“I started running in April because I had a couple of mental health issues myself, so I thought I needed to get fit for rugby season," he says.
"I found it was really good for me, therapeutic and I got slightly obsessed with it and I thought I could use this platform to raise some money and awareness.
“When Movember popped up I thought it was quite a good idea to run from one of my home towns to a major city in that area.”
O'Carroll had been running constantly during the week since April, but it was only at the start of November that he got serious. Before that his usual runs would be been anything between 5km and 20km.
“I had a month to prepare for the 112km, it wasn’t a hell of long time and I probably was not quite prepared enough and that showed in the run, but I did pretty well considering. If I’d known I was going to do it earlier, I’d have trained for a lot longer.”
About 10 days before the challenge he’d completed a 50km run, which proved harder then the 112km effort, because he hadn’t organised food and lacked energy.
O’Carroll managed to raise over $25,000, which went into the Movember Foundation. The organisation funds groups like Farm Strong, which helps people struggling within the farming sector.
Another organisation to benefit was Head First, which helps those injured while playing rugby and who then struggle mentally because of it. Suicide prevention group Man Up received a boost too.
He says there has been a sea change in attitudes to male mental health within the rural communities of New Zealand over the past number of years. Men were now more open to seeking help and simply acknowledging that they had problems.
“The culture and community where I’ve been brought up in and working in, we wouldn’t have usually talked about this sort of thing, especially the rural Kiwi blokes with that tough attitude and personae about us all," he says.
"But when it comes down to it, we’ve all had friends that have passed away from taking their own lives. You can tell when someone’s struggling. To open up and be vulnerable about it, that creates a lot of chat and awareness and makes other people feel comfortable to be okay with struggling themselves.
“I definitely noticed that before the run, even during the run and especially after the run, there’ve been people approach me from all over. People I don’t even know, randoms, especially out at social occasions… and they’ve all said ‘thanks so much of doing this, you don’t realise that you’ve actually helped me get through'. Other people have been motivated to get out there and do their own bits of exercise.”
The run itself was torturous nearing the end. It seemed to be going well up until the 70km mark, he says, but after 105km it was a different story. There was no way he wasn’t finishing it.
“That’s when I needed to dig really deep.
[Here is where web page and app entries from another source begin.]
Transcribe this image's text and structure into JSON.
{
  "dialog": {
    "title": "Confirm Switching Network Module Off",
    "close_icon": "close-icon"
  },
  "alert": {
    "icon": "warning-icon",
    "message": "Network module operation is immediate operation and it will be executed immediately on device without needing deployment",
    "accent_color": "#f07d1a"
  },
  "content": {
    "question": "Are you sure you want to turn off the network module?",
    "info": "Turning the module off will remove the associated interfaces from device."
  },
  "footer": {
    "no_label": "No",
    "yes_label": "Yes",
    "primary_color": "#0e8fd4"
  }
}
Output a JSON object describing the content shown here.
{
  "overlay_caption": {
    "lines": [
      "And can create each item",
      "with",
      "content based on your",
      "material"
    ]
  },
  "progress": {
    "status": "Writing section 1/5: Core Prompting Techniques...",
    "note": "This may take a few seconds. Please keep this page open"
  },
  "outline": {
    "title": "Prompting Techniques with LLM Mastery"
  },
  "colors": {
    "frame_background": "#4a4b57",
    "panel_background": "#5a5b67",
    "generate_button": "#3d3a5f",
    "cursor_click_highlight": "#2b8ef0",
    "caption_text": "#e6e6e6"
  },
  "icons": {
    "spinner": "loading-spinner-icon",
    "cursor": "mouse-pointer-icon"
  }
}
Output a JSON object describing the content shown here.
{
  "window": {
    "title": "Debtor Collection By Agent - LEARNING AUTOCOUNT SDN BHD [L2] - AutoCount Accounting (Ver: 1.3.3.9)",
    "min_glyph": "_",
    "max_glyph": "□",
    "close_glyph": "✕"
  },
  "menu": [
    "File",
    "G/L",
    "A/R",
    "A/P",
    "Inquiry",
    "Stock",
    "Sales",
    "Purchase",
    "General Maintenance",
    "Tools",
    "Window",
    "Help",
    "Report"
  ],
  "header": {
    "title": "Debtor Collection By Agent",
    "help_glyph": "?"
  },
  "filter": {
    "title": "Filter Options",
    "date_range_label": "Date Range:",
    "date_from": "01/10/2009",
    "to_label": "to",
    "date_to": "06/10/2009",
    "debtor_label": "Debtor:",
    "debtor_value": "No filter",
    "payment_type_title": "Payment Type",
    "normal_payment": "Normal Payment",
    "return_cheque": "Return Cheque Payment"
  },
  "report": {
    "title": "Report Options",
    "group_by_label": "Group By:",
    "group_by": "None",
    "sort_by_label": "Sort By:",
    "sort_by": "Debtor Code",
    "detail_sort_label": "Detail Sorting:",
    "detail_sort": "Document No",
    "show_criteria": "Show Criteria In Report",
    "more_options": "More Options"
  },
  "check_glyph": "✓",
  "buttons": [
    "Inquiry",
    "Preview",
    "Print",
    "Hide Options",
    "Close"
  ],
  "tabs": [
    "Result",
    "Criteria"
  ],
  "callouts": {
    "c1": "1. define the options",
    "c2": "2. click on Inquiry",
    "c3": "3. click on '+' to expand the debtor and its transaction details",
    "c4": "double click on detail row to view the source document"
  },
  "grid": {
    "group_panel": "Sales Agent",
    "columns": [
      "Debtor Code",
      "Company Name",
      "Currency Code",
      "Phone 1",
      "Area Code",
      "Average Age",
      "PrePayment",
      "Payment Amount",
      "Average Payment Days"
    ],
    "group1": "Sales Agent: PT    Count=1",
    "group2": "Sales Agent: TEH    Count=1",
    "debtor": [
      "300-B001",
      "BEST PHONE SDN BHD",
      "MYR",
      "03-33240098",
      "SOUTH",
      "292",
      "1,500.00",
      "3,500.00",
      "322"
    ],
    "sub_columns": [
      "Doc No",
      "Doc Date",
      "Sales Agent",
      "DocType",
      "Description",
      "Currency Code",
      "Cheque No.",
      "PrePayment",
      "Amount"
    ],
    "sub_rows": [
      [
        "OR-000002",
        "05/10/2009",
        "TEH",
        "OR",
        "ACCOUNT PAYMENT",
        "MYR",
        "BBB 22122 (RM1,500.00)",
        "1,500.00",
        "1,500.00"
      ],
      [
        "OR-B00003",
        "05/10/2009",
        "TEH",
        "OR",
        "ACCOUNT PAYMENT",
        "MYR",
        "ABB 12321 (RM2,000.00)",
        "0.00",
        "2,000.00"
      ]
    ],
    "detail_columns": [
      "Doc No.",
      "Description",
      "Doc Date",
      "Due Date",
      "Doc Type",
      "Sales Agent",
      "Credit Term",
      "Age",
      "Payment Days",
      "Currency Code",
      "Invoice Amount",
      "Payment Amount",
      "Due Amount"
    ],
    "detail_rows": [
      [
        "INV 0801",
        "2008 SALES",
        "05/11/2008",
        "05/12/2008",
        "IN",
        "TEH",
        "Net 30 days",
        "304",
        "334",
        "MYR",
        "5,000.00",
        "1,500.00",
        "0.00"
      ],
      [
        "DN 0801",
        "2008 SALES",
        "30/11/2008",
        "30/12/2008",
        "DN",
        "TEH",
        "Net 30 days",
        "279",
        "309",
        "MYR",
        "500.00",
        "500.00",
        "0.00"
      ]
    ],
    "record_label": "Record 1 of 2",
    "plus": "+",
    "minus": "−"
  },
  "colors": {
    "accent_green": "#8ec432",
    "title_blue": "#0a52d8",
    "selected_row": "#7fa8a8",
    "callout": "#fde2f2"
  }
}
The pain was unreal. My feet were on fire and my left knee felt like it was broken, but I was so lucky to have a good support crew with me.”
This year his plans are even bigger, enlisting friends to target a 160km run to raise more money for charities.